SO isn't bad. It provides fish. I love fish (tilapia is a good fish). It's a fish monger. It doesn't encourage providing bait, or tackle. Just look through the majority of answers that are rated highest. They provide code. Code someone can copy and paste. Sometimes they'll provide a link to the place someone can get code, or get a direct answer. Rarely is their discussion as to why someone is asking a question. This isn't encouraged. Answering a question with a question does't get you reputation. The reputation economy encourages answers.
I do want to address this:
"What happens in a forum when no one answers a question?"
I assume you actually mean when no one responds to a question. Answering a question is different from responding to one.
No response usually means no one is capable of answering the question. Rather than provide a half-assed answer for reputation, it simple goes unanswered.
However, no answer usually means the question is a poor one. If SO's great power is in answering questions like "Reversing strings", then it's really not tackling anything difficult. These questions get answered all the time. The questions that are more difficult, however, require discussion. When their is no direct answer. Indeed, suggesting that their is an answer (as SO does) hurts the discussion process. Suddenly, instead of learning, you read the Question, and the Answer, and assume that the Answer is the end of the discussion. It's THE Answer. But it's not. It's merely the one with the most votes.
So no, I'm right. SO gives fish. It doesn't teach fishing.
(That, and Jon Skeet.)
I wish reddit, HN, and SO used Google's Ajax. I made a very simple JS/CSS tool to add a Google search box to any site: http://chir.ag/projects/drop-search/ - I use it on my blog and it works pretty well.
Oftentimes the bootstrap vs. venture capital debate gets rather heated and adversarial. But the dichotomy is a false one.

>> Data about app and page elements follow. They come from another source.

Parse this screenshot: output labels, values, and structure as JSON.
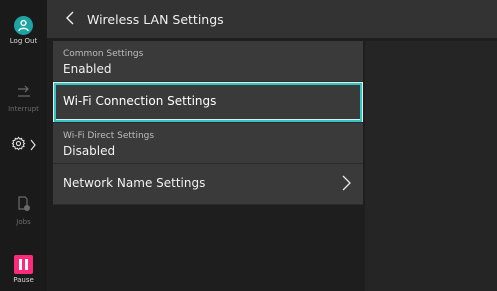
{
  "sidebar": {
    "logout_label": "Log Out",
    "interrupt_label": "Interrupt",
    "jobs_label": "Jobs",
    "pause_label": "Pause",
    "logout_color": "#1ea4a4",
    "pause_color": "#ff2b7a"
  },
  "header": {
    "title": "Wireless LAN Settings"
  },
  "settings": {
    "items": [
      {
        "label": "Common Settings",
        "value": "Enabled"
      },
      {
        "label": "Wi-Fi Connection Settings"
      },
      {
        "label": "Wi-Fi Direct Settings",
        "value": "Disabled"
      },
      {
        "label": "Network Name Settings"
      }
    ]
  },
  "accent_color": "#2ec6c6"
}
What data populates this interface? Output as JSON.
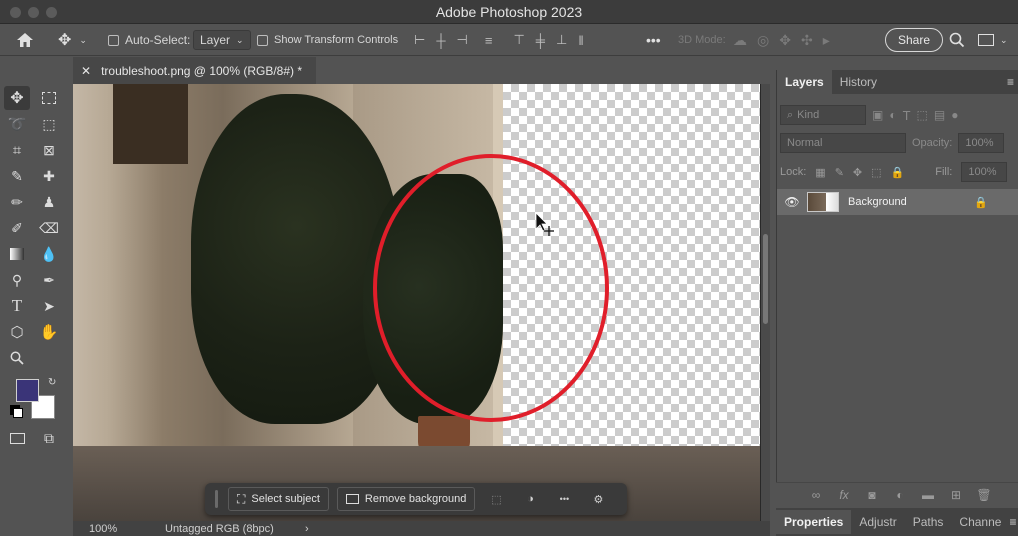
{
  "app": {
    "title": "Adobe Photoshop 2023"
  },
  "options_bar": {
    "auto_select_label": "Auto-Select:",
    "auto_select_value": "Layer",
    "show_transform_label": "Show Transform Controls",
    "mode_3d_label": "3D Mode:",
    "share_label": "Share"
  },
  "document": {
    "tab_title": "troubleshoot.png @ 100% (RGB/8#) *",
    "zoom": "100%",
    "color_profile": "Untagged RGB (8bpc)",
    "status_arrow": "›"
  },
  "contextual_taskbar": {
    "select_subject": "Select subject",
    "remove_background": "Remove background",
    "more": "•••"
  },
  "layers_panel": {
    "tabs": [
      "Layers",
      "History"
    ],
    "filter_kind": "Kind",
    "blend_mode": "Normal",
    "opacity_label": "Opacity:",
    "opacity_value": "100%",
    "lock_label": "Lock:",
    "fill_label": "Fill:",
    "fill_value": "100%",
    "layer_name": "Background"
  },
  "bottom_tabs": [
    "Properties",
    "Adjustr",
    "Paths",
    "Channe"
  ],
  "colors": {
    "foreground": "#3a3478",
    "background": "#ffffff",
    "annotation_circle": "#e01e2a"
  }
}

I wonder where this drive is supposed to come from for people who are indifferent to the StackExchange software because they haven't participated in sister sites much (or at all).

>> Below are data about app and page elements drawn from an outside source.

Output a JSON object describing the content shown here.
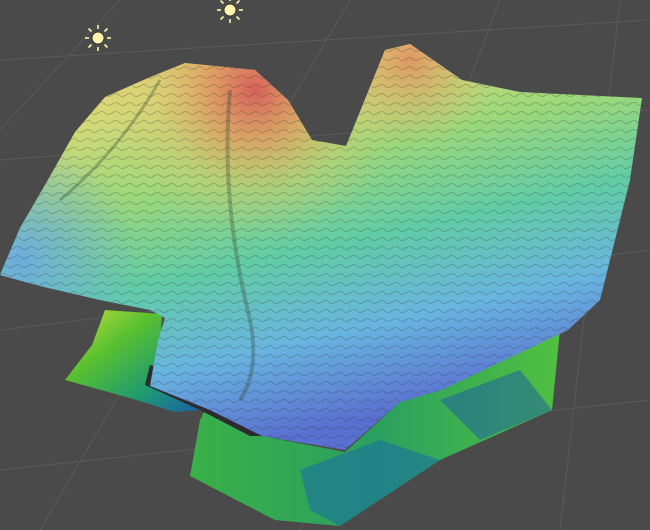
{
  "viewport": {
    "background_color": "#4a4a4a",
    "grid_color": "#5a5a5a"
  },
  "icons": {
    "light_1": "sun-icon",
    "light_2": "sun-icon"
  },
  "terrain": {
    "colormap": [
      "#d9605a",
      "#e3a060",
      "#e8d878",
      "#9ad878",
      "#5cc8a8",
      "#6ab0e0",
      "#5a6ad0"
    ],
    "skirt_colormap": [
      "#d8e040",
      "#60c030",
      "#20a060",
      "#1a6aa0"
    ],
    "shadow_color": "#2c2c30"
  }
}
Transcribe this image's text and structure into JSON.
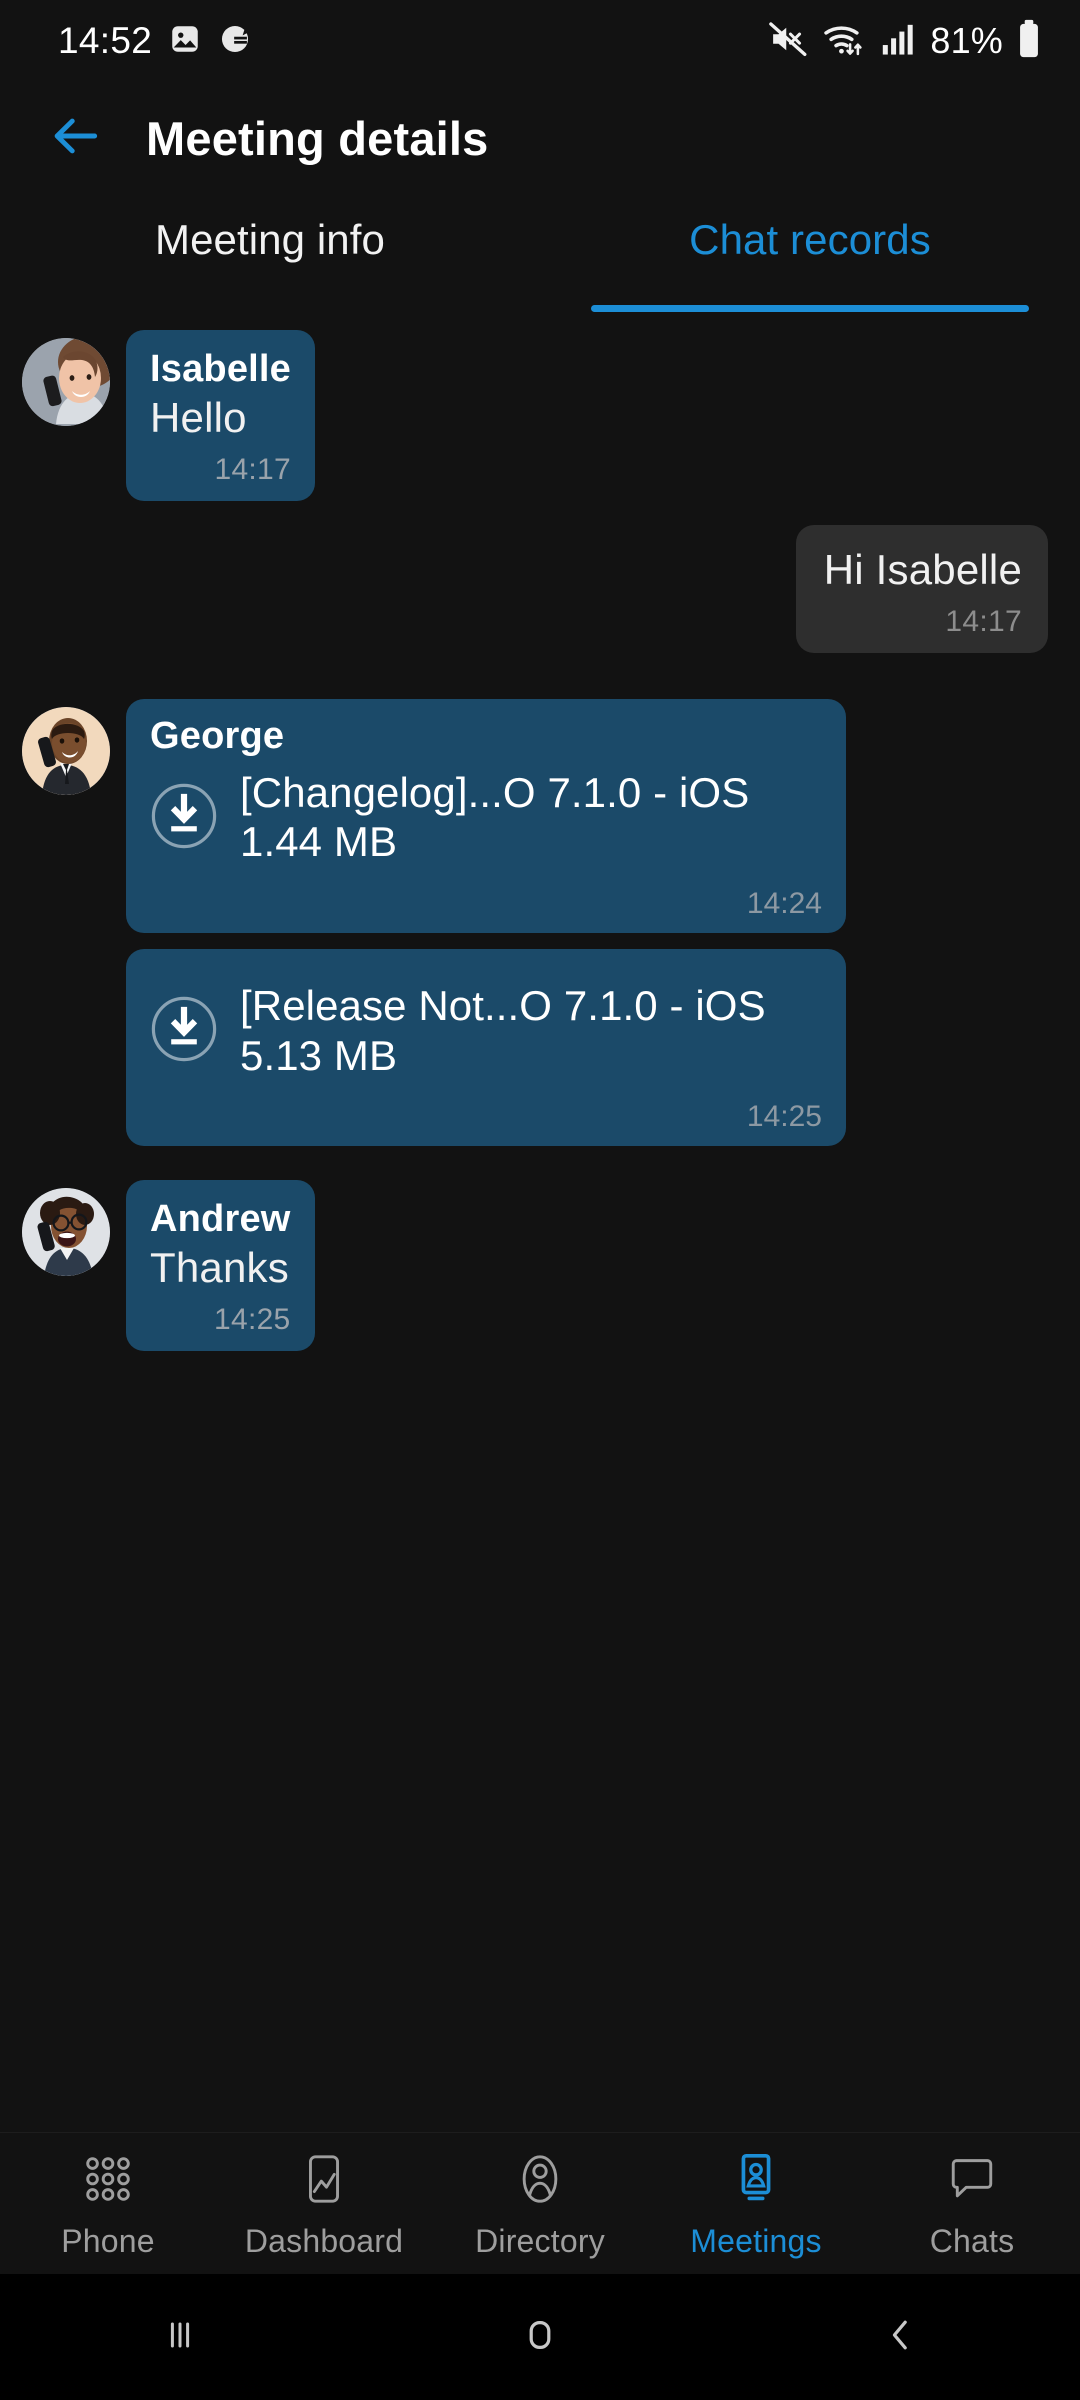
{
  "status_bar": {
    "time": "14:52",
    "battery_percent": "81%",
    "left_icons": [
      "image-icon",
      "app-badge-icon"
    ],
    "right_icons": [
      "mute-icon",
      "wifi-icon",
      "signal-bars-icon",
      "battery-icon"
    ]
  },
  "header": {
    "back_icon": "arrow-left-icon",
    "title": "Meeting details"
  },
  "tabs": {
    "items": [
      {
        "label": "Meeting info",
        "active": false
      },
      {
        "label": "Chat records",
        "active": true
      }
    ]
  },
  "chat": {
    "messages": [
      {
        "kind": "text",
        "direction": "incoming",
        "sender": "Isabelle",
        "text": "Hello",
        "time": "14:17",
        "avatar": "woman-on-phone-avatar"
      },
      {
        "kind": "text",
        "direction": "outgoing",
        "sender": "",
        "text": "Hi Isabelle",
        "time": "14:17",
        "avatar": ""
      },
      {
        "kind": "file",
        "direction": "incoming",
        "sender": "George",
        "file_name": "[Changelog]...O 7.1.0 - iOS",
        "file_size": "1.44 MB",
        "time": "14:24",
        "avatar": "man-on-phone-avatar",
        "action_icon": "download-icon"
      },
      {
        "kind": "file",
        "direction": "incoming",
        "sender": "",
        "file_name": "[Release Not...O 7.1.0 - iOS",
        "file_size": "5.13 MB",
        "time": "14:25",
        "avatar": "",
        "action_icon": "download-icon"
      },
      {
        "kind": "text",
        "direction": "incoming",
        "sender": "Andrew",
        "text": "Thanks",
        "time": "14:25",
        "avatar": "man-glasses-on-phone-avatar"
      }
    ]
  },
  "bottom_nav": {
    "items": [
      {
        "label": "Phone",
        "icon": "dialpad-icon",
        "active": false
      },
      {
        "label": "Dashboard",
        "icon": "dashboard-icon",
        "active": false
      },
      {
        "label": "Directory",
        "icon": "contact-icon",
        "active": false
      },
      {
        "label": "Meetings",
        "icon": "meetings-icon",
        "active": true
      },
      {
        "label": "Chats",
        "icon": "chat-bubble-icon",
        "active": false
      }
    ]
  },
  "android_nav": {
    "buttons": [
      "recents-icon",
      "home-icon",
      "back-icon"
    ]
  },
  "colors": {
    "background": "#121212",
    "accent": "#1c8ed6",
    "incoming_bubble": "#1b4a69",
    "outgoing_bubble": "#2e2e2e",
    "timestamp": "#9aa3ab"
  }
}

I mean, I'm even very familiar with and enjoy using the software (StackOverflow), yet I can't be bothered using SuperUser for my general tech needs, let alone creating a site of my own.

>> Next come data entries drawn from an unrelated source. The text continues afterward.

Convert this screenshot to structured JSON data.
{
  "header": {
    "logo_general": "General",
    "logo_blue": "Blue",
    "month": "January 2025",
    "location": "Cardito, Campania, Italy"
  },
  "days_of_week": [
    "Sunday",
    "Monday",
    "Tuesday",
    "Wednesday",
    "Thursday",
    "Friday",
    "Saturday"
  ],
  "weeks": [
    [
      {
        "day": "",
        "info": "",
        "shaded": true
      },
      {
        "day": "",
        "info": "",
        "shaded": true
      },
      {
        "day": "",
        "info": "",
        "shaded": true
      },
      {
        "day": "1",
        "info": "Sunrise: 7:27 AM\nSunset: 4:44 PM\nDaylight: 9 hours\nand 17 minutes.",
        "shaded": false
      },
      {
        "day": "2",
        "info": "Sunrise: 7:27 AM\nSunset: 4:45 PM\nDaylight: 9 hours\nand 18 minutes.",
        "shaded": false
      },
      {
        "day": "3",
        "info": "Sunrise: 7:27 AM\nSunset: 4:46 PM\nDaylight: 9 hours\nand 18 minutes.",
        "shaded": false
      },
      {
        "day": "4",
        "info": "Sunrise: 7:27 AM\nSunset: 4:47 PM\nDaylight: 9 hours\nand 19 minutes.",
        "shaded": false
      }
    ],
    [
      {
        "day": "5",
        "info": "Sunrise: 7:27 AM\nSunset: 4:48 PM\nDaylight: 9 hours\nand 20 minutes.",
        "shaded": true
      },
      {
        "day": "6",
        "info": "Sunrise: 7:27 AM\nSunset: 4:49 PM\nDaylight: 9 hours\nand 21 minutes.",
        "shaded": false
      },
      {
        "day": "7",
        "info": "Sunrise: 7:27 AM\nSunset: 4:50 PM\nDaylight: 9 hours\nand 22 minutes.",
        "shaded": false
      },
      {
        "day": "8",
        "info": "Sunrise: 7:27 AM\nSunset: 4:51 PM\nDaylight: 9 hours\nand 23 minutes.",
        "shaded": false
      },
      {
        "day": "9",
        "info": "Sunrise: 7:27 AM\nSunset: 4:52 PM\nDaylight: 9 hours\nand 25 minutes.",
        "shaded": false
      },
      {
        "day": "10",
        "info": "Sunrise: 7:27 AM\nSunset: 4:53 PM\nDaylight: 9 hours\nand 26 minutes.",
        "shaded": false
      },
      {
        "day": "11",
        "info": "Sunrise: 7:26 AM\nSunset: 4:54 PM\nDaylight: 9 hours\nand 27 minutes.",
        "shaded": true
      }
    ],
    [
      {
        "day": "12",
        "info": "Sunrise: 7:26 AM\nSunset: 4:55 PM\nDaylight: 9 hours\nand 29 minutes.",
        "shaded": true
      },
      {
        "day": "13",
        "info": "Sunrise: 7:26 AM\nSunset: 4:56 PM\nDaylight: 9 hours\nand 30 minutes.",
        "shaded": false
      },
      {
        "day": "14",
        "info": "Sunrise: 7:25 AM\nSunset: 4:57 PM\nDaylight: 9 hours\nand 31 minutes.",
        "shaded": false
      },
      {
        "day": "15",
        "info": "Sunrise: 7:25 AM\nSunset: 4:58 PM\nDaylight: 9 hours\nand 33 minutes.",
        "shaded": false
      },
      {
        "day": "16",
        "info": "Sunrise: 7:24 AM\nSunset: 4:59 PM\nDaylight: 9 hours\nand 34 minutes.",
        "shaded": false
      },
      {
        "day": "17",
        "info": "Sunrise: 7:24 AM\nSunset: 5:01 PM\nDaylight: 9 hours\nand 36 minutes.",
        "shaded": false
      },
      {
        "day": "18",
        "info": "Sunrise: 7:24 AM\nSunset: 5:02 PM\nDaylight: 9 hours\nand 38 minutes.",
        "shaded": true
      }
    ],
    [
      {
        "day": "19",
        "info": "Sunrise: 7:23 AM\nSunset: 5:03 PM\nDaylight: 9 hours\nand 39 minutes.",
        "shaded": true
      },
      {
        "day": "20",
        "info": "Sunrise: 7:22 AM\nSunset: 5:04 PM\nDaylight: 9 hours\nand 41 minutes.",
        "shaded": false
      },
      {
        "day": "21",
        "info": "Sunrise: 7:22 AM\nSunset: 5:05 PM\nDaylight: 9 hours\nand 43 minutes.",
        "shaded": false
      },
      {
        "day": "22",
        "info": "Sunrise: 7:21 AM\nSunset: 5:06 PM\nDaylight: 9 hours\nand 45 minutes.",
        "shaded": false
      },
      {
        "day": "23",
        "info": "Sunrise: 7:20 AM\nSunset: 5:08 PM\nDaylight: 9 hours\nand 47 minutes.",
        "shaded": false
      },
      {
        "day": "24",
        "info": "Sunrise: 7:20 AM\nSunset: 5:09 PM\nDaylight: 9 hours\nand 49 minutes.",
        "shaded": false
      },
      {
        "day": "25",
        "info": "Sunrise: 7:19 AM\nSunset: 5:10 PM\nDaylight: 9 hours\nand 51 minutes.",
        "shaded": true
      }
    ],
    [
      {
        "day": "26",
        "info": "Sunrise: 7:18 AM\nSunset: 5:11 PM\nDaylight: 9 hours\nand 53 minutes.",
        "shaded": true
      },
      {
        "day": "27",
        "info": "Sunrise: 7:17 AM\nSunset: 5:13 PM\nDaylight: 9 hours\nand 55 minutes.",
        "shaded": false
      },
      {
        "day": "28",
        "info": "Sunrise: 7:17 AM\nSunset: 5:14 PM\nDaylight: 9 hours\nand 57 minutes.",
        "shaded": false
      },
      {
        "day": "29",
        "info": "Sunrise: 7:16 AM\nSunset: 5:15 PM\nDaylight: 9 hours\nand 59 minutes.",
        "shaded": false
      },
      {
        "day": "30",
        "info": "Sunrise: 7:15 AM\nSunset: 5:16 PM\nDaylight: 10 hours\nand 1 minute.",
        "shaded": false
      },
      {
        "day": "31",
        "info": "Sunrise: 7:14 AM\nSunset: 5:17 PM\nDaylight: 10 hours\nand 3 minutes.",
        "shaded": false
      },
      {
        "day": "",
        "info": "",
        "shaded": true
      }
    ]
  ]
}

"Before I would have walked around New York for weeks looking at all the office space to save $2k/month."
They receive 25M page views a month. So even at $5CPM that's $100k/month in revenue. I'd think that would be enough income to get the ball rolling in an office downtown.
Maybe they have a hard time selling ads?
So is this just a pickier StackExchange?
How do they plan to offer objective answers (or is this just restating what StackOverflow does today)?
I'm just not sure this is the case. Joel seemed to have a much better grasp of the big picture. You could tell that he'd thought everything through really well, in the way that you'd expect from a successful business owner.
There's no doubt that Jeff did all the 'work' between the pair - Joel was mainly advising. But I would be very careful about writing off his contribution. I would personally bet a lot of money that Atwood going it alone would have been far less successful.
I'm not saying that Joel contributed more than Jeff either. When you look at two partners, and claim that one is more important than the other... that's a pretty big call to make. And unless you personally know them, I'm not sure you have the evidence to back it up.
Also, Jeff was never a bigger voice in computing than Joel.
But in terms of who has the bigger "voice", there's no comparison. Atwood is a great popularizer of tech-related topics; he writes short, sweet, lozenge-like posts that appeal to programmers as well as technical non-programmers; whereas Spolsky's focus has always been more narrow. And going by any metric you care to throw out there (Compete, RSS, Alexa, whatever) there's no comparison in terms of traffic.